Feet do a lot of work when you’re running. And while experts agree that they often get more attention than they deserve when it comes to influencing the stride, they often get less help than they need to perform their job well. That job involves cushioning your landing, balancing and supporting your weight, and assisting with propulsion. If your feet are not supple, strong and active, you have to use larger muscles up the chain, requiring more energy and putting you at greater risk of injury, ranging from plantar fasciitis to Achilles tendinosis.
Improving your foot health, however, doesn’t require adding time to your workouts. You can work your feet anytime you can get your shoes off. Here are four things you can do sitting—or standing—at your desk during the workday.
1. Foot Massage and Rolling
Training, by definition, strains our muscles and tendons. When they rebuild stronger they can develop scar tissue, adhesions between layers, and tight spots called trigger points. One of the most effective treatments is massage. You can use your thumbs to find and release tight spots, or, less obtrusive and easier to do while working, roll your foot over a small ball or roller. Experiment with a golf ball, lacrosse ball or a sculpted roller like the R3 by Roll Recovery to find what feels best for you.
Rolling is especially effective for treating pain in the plantar fascia, the flat tendon that forms the bottom of your foot, says Brian Fullem, sports podiatrist and author of The Runner’s Guide to Healthy Feet and Ankles. “The fascia becomes thickened like scar tissue when you have plantar fasciitis, so you can help remodel it with rolling over a ball or a roller,” Fullem says. Rolling also works to release trigger points in the abductor hallucis muscle that runs the length of the arch from the big toe to the heel.
2. Short-Foot Exercise
One of the most effective exercises to strengthen that arch muscle is to do short-foot exercises, also called doming. You can do this even with shoes on if they are not too tight, but it is easier if you can kick your shoes off under your desk.
Start with your feet flat on the floor beneath your knees. Without curling your toes, pull the ball of your foot closer to your heel. Your arch will dome up as your foot shortens. Initially, you may have to reach your fingers beneath your arch and gently pull up to cue the motion. When you reach the shortest, highest position you can, hold there, relax and splay your toes, then push down on your entire foot, feeling how it supports weight on the arch formed between your heel and the ball of your foot. Hold for 6–10 seconds and relax. Repeat 5 to 10 times. When you have opportunity, do this standing on both feet, then on one foot.
3. Toe Yoga
You can also improve foot strength and muscular activity by doing what natural running expert Mark Cucuzzella, MD, calls “toe yoga.” Start by splaying your toes as wide as you can, holding for 6–10 seconds, and relaxing. Then lift the big toe as high as you can while keeping the four little toes on the ground. You may need to reach down and pull it up at first to cue the muscle activation. Finally, push the big toe down while lifting the other four, keeping the full ball of your foot flat on the ground. Once you can isolate the big toe, practice lifting and holding it briefly, then driving it into the ground. Alternate for several minutes.

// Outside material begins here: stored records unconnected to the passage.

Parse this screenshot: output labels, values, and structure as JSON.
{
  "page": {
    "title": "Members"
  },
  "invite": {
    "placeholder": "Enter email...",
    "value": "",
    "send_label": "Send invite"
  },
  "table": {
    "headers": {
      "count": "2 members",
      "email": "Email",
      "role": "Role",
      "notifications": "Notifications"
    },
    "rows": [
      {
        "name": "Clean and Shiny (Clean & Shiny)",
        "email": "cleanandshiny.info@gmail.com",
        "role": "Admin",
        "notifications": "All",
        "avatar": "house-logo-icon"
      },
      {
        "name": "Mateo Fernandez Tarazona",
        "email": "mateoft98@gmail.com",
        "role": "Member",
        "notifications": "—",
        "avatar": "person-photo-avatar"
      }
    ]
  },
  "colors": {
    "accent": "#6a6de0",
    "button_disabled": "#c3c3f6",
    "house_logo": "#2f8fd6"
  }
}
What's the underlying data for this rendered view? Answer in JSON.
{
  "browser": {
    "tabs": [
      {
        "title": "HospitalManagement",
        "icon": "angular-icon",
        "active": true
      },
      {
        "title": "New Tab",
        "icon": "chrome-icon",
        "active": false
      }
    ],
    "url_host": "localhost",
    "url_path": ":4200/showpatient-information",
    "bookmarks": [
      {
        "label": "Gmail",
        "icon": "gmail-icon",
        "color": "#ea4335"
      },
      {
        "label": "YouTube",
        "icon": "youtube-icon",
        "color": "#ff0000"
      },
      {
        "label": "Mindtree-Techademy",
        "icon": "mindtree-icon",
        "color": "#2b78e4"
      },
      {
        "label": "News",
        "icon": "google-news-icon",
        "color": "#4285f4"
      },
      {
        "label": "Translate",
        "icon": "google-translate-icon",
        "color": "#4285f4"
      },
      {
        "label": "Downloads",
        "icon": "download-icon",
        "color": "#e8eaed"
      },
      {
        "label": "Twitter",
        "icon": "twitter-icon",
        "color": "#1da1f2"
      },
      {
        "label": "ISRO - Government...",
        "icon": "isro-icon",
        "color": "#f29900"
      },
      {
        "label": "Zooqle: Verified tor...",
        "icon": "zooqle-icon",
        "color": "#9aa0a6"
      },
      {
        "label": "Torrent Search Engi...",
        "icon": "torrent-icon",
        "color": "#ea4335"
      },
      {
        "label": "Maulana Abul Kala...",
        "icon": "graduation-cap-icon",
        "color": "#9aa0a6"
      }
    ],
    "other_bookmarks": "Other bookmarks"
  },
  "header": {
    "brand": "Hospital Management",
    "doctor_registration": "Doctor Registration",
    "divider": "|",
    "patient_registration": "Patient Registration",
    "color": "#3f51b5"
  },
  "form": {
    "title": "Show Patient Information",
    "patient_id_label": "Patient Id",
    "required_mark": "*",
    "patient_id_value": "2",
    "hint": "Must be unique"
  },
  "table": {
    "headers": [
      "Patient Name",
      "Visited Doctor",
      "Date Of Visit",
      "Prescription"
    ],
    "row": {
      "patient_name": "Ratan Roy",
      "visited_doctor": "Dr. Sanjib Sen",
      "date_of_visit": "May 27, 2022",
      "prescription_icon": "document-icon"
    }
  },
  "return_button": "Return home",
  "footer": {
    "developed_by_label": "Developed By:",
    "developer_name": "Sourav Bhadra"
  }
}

4. Ankle Calisthenics
The above exercises isolate the small, supporting muscles in the foot itself. Equally important are the small muscles crossing the ankle that react quickly to stabilize the joint during each running stride.
Isometric ankle exercises are one way to strengthen these muscles, which become weak from wearing shoes that are too stable over surfaces too consistent. While they seem simple, Biomechanical researcher Benno Nigg reports that these exercises work remarkably well to improve stability and reduce risk of injury to the larger muscles and tendons in the lower leg. To do the exercise, push your feet against the sides of your desk or the legs of your chair. Push as hard as you can, hold for 15 seconds, and release. Repeat 5 times in each direction: left/right, up/down, forward/back. Do every day, or several times per week.
If you’re able to take your socks off at work without offending your neighbors, you can add towel pick-ups and pulls. First, throw a towel or t-shirt under your desk. “Practice picking up the item with your toes and holding it for a count of 5,” Fullem says. Do 15 reps with each foot, and add a second set as you get stronger.
You can also advance to towel pulls. Lay the towel out in front of your foot and place a heavy book on the far end. Pull the book toward you by grasping and bunching up the towel with your toes. Lay the towel out with the book to the left of your foot. Pull it to the center by lifting your toes while keeping your heel on the ground and reaching and grasping the towel. Move the book to the right and pull it to the center using the same foot. Repeat with the other foot in both directions.